Blake Wheeler and the Winnipeg Jets avoided arbitration Friday and came to terms on a five-year, $33.6 million contract for the 26-year old forward. Coming off a lockout-shortened seasoned where he recorded 41 points, it’s a fair deal for both sides.

With the Wheeler case closed, that leaves three arbitration hearings still scheduled -- Mark Fraser, Mats Zuccarello and Zach Bogosian -- and given how things have gone this summer, we should expect three contract agreements before both sides reach an arbitrator. It’s a growing trend where teams and players want to avoid arbitration. Just read the cases of Sean Avery and Shaone Morrisonn for the player’s perspective as to why they’d love to hammer something out before sitting in a conference room while their general manager tears them to shreds, sometimes bringing them to tears.

For teams, the salary cap plays a role in their desire to come to a solution not involving an arbitrators decision. Under the new collective bargaining agreement, teams cannot walk away from decisions unless they are at least $3.5 million. If you’re a GM, you’d rather hammer out a deal that fits into your cap structure and allows you to continue to build going forward.

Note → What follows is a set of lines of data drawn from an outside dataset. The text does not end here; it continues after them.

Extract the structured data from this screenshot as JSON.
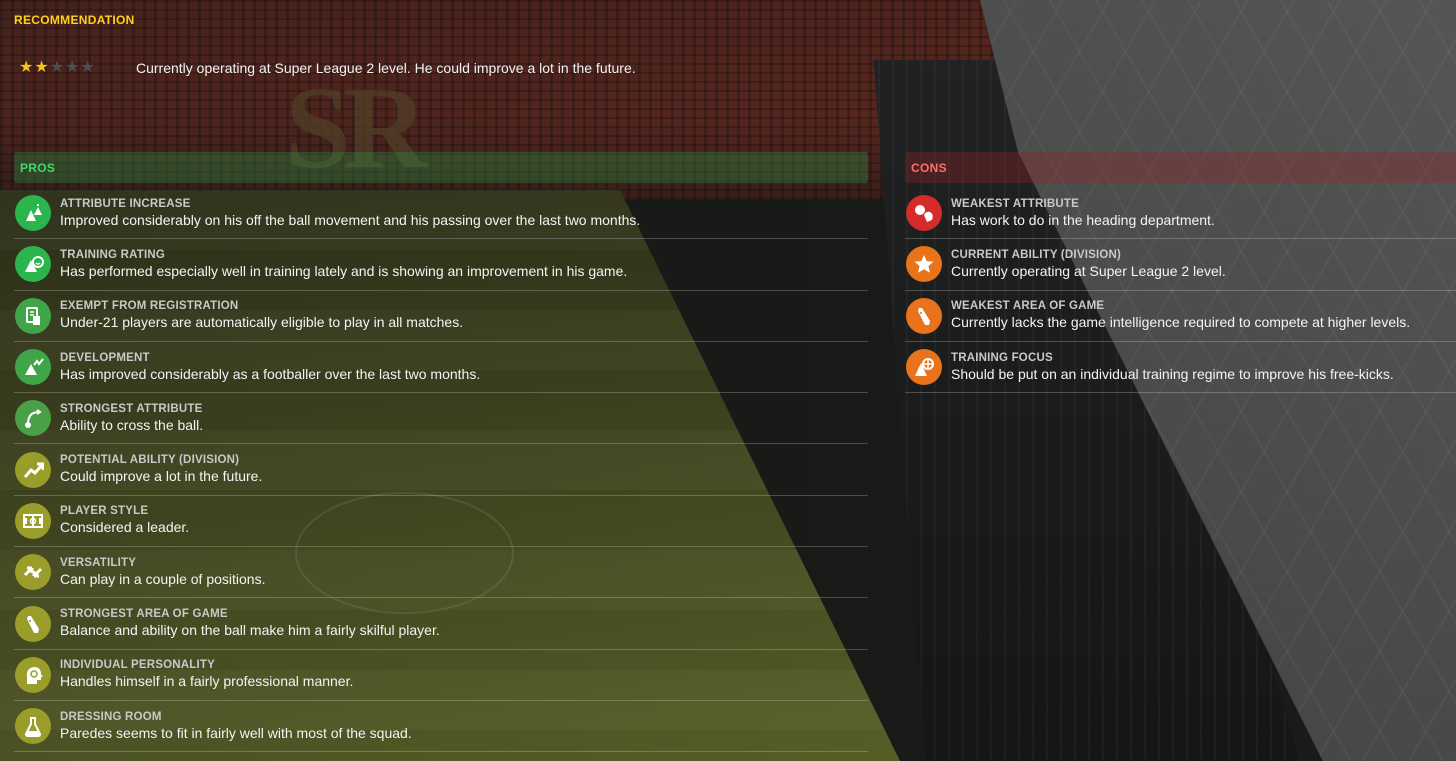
{
  "recommendation": {
    "title": "RECOMMENDATION",
    "stars_total": 5,
    "stars_filled": 2,
    "text": "Currently operating at Super League 2 level. He could improve a lot in the future."
  },
  "pros": {
    "label": "PROS",
    "items": [
      {
        "title": "ATTRIBUTE INCREASE",
        "desc": "Improved considerably on his off the ball movement and his passing over the last two months.",
        "icon": "attribute-increase-icon",
        "color": "#2bb54c"
      },
      {
        "title": "TRAINING RATING",
        "desc": "Has performed especially well in training lately and is showing an improvement in his game.",
        "icon": "training-rating-icon",
        "color": "#2bb54c"
      },
      {
        "title": "EXEMPT FROM REGISTRATION",
        "desc": "Under-21 players are automatically eligible to play in all matches.",
        "icon": "registration-icon",
        "color": "#3fa548"
      },
      {
        "title": "DEVELOPMENT",
        "desc": "Has improved considerably as a footballer over the last two months.",
        "icon": "development-icon",
        "color": "#3fa548"
      },
      {
        "title": "STRONGEST ATTRIBUTE",
        "desc": "Ability to cross the ball.",
        "icon": "cross-ball-icon",
        "color": "#4aa046"
      },
      {
        "title": "POTENTIAL ABILITY (DIVISION)",
        "desc": "Could improve a lot in the future.",
        "icon": "trend-up-icon",
        "color": "#9b9d2a"
      },
      {
        "title": "PLAYER STYLE",
        "desc": "Considered a leader.",
        "icon": "pitch-icon",
        "color": "#9b9d2a"
      },
      {
        "title": "VERSATILITY",
        "desc": "Can play in a couple of positions.",
        "icon": "swap-arrows-icon",
        "color": "#9b9d2a"
      },
      {
        "title": "STRONGEST AREA OF GAME",
        "desc": "Balance and ability on the ball make him a fairly skilful player.",
        "icon": "boot-icon",
        "color": "#9b9d2a"
      },
      {
        "title": "INDIVIDUAL PERSONALITY",
        "desc": "Handles himself in a fairly professional manner.",
        "icon": "head-icon",
        "color": "#9b9d2a"
      },
      {
        "title": "DRESSING ROOM",
        "desc": "Paredes seems to fit in fairly well with most of the squad.",
        "icon": "flask-icon",
        "color": "#9b9d2a"
      }
    ]
  },
  "cons": {
    "label": "CONS",
    "items": [
      {
        "title": "WEAKEST ATTRIBUTE",
        "desc": "Has work to do in the heading department.",
        "icon": "heading-icon",
        "color": "#d62b2b"
      },
      {
        "title": "CURRENT ABILITY (DIVISION)",
        "desc": "Currently operating at Super League 2 level.",
        "icon": "star-icon",
        "color": "#e8731a"
      },
      {
        "title": "WEAKEST AREA OF GAME",
        "desc": "Currently lacks the game intelligence required to compete at higher levels.",
        "icon": "boot-icon",
        "color": "#e8731a"
      },
      {
        "title": "TRAINING FOCUS",
        "desc": "Should be put on an individual training regime to improve his free-kicks.",
        "icon": "target-cone-icon",
        "color": "#e8731a"
      }
    ]
  }
}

This is what Jets GM Kevin Cheveldayoff had to deal with this summer. During the opening of the free agency period on July 5, the Jets stayed quiet, making just a few minor moves the day after. Cheveldayoff was facing five arbitration hearings with Eric Tangradi, Bryan Little, Wheeler, Paul Postma, and Bogosian, who is still scheduled to have his on Friday.

Spending around $12 million for next season to keep four of the five allowed Cheveldayoff to fill out his roster and stay under the cap ceiling by roughly $7 million, with Bogosian left.

The number of arbitration hearings scheduled every summer has been dropping over the years. Teams want to lock up their young stars and others, who may not want fit the star mold, see it as an opportunity to cash in after a strong season, forcing their teams to extend a multi-year offer to accept a raise via the arbitrator.

Former Washington Capitals and Dallas Stars assistant GM Frank Provenzano, writing for ESPN Insider (sub. required), sees the writing on the wall for the future of arbitration:

Can salary arbitration return to its former prominence as a significant offseason element of the NHL contract landscape? Maybe. If the cap fails to grow, more premier players may use arbitration as the route to pry dollars out of teams with limited cash and/or cap flexibility. Arbitration could also serve the neighborhood of players on the bubble of top-nine forward/top-four defenseman status as they attempt to leverage themselves up the NHL financial ladder to a rung just below the walk-away threshold.

The most likely possibility, in my opinion, is more of what we are seeing right now. Fourth-line forwards, bottom-pair defensemen and players trying to solidify a breakthrough year of regular NHL roster time will probably continue to be the ones using the cement of salary arbitration to shore up their shaky NHL performance foundations. Settlements will continue to be the dominant norm, since the legal costs of $40,000-$50,000 associated with bringing a case to hearing simply aren't worth it when fighting over $200,000 dollars instead of $2 million.

And no one wants to join the club of having been made to cry after listening to the blunt honesty of your boss. Right, Tommy Salo?

Follow Sean Leahy on Twitter at @Sean_Leahy